When I worked at a bookshop in the children’s department, there were plenty of character costumes to wear. I remember once being crammed into a Mr Happy suit with a hangover – it wasn’t pleasant and the darling little kiddies kept poking me in my giant eyes and pulling my fingers going, ‘There’s a person in there.’

I did, however, fare rather better than our deputy manager who once ventured out into St Anne’s Square in the fat puffin costume without a minder. This probably went down a treat in West Wombletown or some such, but the inner city Manchester kids soon knocked her to the ground, pulled off the head (of the costume that is) and rolled her around the cobbles. Her orange tight-clad legs were wiggling out of the bottom of the costume complete with webbed feet, but she couldn’t stand up as she became an impromptu football.

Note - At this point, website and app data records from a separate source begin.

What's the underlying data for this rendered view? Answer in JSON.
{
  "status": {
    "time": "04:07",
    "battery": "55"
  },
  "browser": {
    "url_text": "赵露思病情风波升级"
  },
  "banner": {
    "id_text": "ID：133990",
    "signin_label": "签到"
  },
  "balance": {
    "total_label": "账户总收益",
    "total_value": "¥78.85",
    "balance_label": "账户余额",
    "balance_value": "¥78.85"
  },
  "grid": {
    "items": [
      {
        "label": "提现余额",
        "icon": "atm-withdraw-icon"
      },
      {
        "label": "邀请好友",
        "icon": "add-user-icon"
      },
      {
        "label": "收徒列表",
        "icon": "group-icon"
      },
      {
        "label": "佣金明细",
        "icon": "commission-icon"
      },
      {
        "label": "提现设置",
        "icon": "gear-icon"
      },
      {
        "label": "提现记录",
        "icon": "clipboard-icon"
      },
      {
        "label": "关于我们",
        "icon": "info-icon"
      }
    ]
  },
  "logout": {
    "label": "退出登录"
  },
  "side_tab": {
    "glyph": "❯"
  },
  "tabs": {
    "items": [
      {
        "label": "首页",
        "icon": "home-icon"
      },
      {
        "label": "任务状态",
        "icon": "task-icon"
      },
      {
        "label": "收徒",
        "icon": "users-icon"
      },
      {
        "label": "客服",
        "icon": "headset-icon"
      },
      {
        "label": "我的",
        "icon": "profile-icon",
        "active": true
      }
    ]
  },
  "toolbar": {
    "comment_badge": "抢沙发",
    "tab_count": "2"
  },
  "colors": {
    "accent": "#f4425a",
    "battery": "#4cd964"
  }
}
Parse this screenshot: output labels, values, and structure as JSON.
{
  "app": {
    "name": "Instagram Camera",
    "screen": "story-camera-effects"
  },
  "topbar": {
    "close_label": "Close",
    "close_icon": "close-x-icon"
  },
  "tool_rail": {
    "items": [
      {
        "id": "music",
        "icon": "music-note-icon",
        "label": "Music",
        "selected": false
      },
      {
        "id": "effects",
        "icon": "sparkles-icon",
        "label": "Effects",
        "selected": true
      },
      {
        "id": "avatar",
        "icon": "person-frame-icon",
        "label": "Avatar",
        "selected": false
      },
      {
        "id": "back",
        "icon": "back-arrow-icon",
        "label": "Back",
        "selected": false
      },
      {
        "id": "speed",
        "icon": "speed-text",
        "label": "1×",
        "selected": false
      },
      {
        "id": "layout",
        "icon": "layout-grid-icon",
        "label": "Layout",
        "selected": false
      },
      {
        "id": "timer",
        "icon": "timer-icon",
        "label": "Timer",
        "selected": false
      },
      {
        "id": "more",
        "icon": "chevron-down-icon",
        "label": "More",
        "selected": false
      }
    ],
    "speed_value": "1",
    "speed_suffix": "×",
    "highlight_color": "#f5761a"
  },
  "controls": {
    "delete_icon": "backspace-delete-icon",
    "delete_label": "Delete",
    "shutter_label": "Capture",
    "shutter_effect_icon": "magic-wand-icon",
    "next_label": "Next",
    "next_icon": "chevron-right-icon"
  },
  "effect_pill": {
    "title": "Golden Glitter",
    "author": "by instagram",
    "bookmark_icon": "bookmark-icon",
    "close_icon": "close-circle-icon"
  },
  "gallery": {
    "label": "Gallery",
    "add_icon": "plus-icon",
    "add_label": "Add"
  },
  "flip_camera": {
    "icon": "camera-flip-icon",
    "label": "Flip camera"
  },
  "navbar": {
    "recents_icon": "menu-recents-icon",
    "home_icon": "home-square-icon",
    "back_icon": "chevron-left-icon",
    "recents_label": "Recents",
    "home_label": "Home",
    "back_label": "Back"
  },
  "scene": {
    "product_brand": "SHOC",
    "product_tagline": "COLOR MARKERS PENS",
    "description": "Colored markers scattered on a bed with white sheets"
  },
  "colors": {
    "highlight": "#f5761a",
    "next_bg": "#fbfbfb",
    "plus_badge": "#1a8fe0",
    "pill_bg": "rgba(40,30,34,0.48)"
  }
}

She wasn’t hurt although the costume (and her pride) was dented, but I’m afraid to admit I may have been doing a Stuart Hall impersonation of my own.

And now it’s an intense few days for the English Premier League so I am watching hours of football – most of their teams have mascots, and in fact there is a hotly contested annual mascot race. Liverpool have a Liver Bird, which stands to reason, and lots of teams (Chelsea; Aston Villa; Reading; Bolton; Middlesborough; Blackburn) have lions, which seem appropriately large and fearsome. Manchester City’s Moonchester is oddly cool and West Ham’s Herbie the Hammer is frankly odd.

Burnley have Bertie Bee. Him Outdoors once bought me a cuddly Bertie Bee – he was very proud of himself for giving me this gift. Bertie is really not to be messed with and is actually a former rugby league player, as a streaker in a match against Preston found to his disadvantage.

I actually really like Gunnersaurus – he stands in the tunnel and shakes hands with all the players when they get off the bus. The Arsenal players often give him a hug or a slap on the back too, while the away team look at him with bewilderment. I can understand their bemusement; it seems an odd thing to do to dress up in a hot furry costume and pretend to be one of the lads, but if anyone will, the English will. Long live their peculiarities.